TBY talks to HE Hamed Said Al-Oufi, Undersecretary of Fisheries Wealth at the Ministry of Agriculture & Fisheries Wealth, on the role fisheries wealth can play in diversification and boosting the sector through technology.

HE Hamed Said Al-Oufi
HE Hamed Said Al-Oufi is a fisheries development specialist, having obtained a PhD in Fisheries from the University of Hull, UK. He was appointed to his current position in 2006. Between 1991 and 2006, he served in academic roles at Sultan Qaboos University.

How is the Ministry of Agriculture and Fisheries Wealth contributing to a diversified economy in the Sultanate of Oman?

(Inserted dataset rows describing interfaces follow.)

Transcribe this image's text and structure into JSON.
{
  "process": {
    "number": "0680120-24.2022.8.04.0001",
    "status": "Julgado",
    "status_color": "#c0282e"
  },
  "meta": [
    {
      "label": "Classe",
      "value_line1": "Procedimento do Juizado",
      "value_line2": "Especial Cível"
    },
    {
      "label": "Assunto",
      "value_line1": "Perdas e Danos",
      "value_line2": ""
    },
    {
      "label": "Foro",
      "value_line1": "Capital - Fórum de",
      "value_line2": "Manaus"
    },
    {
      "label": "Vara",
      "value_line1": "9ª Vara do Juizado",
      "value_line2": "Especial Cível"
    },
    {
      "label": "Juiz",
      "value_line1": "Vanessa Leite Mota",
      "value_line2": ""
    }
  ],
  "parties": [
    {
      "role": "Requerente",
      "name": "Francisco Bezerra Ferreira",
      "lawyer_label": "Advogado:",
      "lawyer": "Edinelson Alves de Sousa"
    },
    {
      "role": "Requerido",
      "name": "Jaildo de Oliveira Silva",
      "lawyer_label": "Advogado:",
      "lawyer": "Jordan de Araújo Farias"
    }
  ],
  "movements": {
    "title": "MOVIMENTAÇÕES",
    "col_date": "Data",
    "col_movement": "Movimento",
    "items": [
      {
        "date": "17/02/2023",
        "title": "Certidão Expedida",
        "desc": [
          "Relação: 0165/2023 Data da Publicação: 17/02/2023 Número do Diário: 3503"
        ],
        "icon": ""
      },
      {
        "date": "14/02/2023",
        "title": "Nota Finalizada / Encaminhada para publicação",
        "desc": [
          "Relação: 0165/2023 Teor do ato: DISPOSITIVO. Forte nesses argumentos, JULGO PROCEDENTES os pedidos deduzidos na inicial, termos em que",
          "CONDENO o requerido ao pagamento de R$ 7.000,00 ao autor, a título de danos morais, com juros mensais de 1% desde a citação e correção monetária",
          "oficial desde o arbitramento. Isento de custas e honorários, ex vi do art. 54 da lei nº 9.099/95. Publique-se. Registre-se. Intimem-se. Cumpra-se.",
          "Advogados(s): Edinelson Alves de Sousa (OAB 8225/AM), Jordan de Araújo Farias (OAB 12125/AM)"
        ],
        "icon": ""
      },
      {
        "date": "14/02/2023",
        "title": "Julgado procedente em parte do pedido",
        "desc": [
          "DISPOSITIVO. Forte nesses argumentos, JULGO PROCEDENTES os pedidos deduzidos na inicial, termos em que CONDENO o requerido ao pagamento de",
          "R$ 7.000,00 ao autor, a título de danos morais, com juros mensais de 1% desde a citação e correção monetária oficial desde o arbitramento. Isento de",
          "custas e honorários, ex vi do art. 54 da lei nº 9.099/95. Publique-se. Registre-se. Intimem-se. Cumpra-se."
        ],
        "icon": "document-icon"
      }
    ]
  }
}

The Omani economy is passing through the diversifying process by focusing on other renewable resources. In the next five-year plan, the government will include fisheries and mining along with tourism, oil, and logistics. One of the components of Oman's diversified economy is fisheries, which includes both sea fishing and aquaculture. We feel that we should utilize the opportunities and optimize production from the seas and also accelerate the growth of aquaculture by expanding production. Of course, this will, by extension, contribute to food security and provide a healthy protein source to the nation, and further afield, as we export 50% of our production. We are the largest market in the GCC, and Europe is also a key export destination.

The development strategy adopted by the Ministry is supported by a budget of $1.3 billion. What will be the main projects executed within the scope of Vision 2020?

We are, of course, primarily interested in expanding infrastructure, and work is being done to bring ports in all coastal towns to the required level of readiness for business. By the end of this period we will have around 30 multipurpose fishing ports that will not only serve the fishing sector, but also the tourism and trade sectors. We expect these multipurpose ports to greatly assist the fisheries and tourism enterprises to be developed as there is wide scope for development. In addition to the new ports, we are also modernizing eight fishing ports built 10-20 years ago. We will enlarge them and develop more facilities to receive the fishing and tourism fleet.

What will be the impact of aquaculture for the development of fisheries in Oman?

We expect to produce around 200,000 tons of fish products by the year 2030, which is the equivalent of our current production from the sea. This means that Oman can double its production over the next 15 or so years from the current 200,000 tons from the sea, although we are aiming by 2030 to have reached close to 500,000 tons of sea-fishery and aquaculture products. Aquaculture will play an instrumental role in boosting production, increasing the income from the seas of Oman, and also creating thousands of jobs for nationals, especially graduates from universities and training schools, and other Omanis. This is the objective we are trying to achieve by promoting this sector. We are basing our plan on the experience of Norway, Chile, Scotland, Turkey and other Mediterranean countries—those are the pioneers in this area. We invite investors from these countries to explore the opportunities in Omani waters. We are building on the experience of others, and that is why we are aggressively promoting the sector in Oman. We also promote our aquaculture and fisheries sector internationally by attending key trade shows in Europe, Asia, and the Americas.

Regarding FDI, what are your latest achievements?

We started promoting aquaculture early last year. We have received over 30 applications for the aquaculture business, but only permitted 19 schemes with a total value of OMR130 million. This investment is a joint venture between Omani investors and foreign investment from Asia, the US, Europe, South Africa, Australia, and elsewhere. There is a collection of investors and investment coming from different parts of the world. Now, we are gearing up to work with the first four companies to start their construction phase, probably within 2014.

What role does technology play in this sector?

Our fishermen and people employed in the sector are undergoing training to adopt modern technology to improve the efficiency of fishing gear and vessels, as well as to maximize the output of the aquaculture sector. We have companies in the US transferring state-of-the-art technology to Oman, and we may in fact be the first recipients in the region. Moreover, we want to become a leading player in aquaculture by leveraging every opportunity that our location provides, namely clean seas and suitable locations for aquaculture.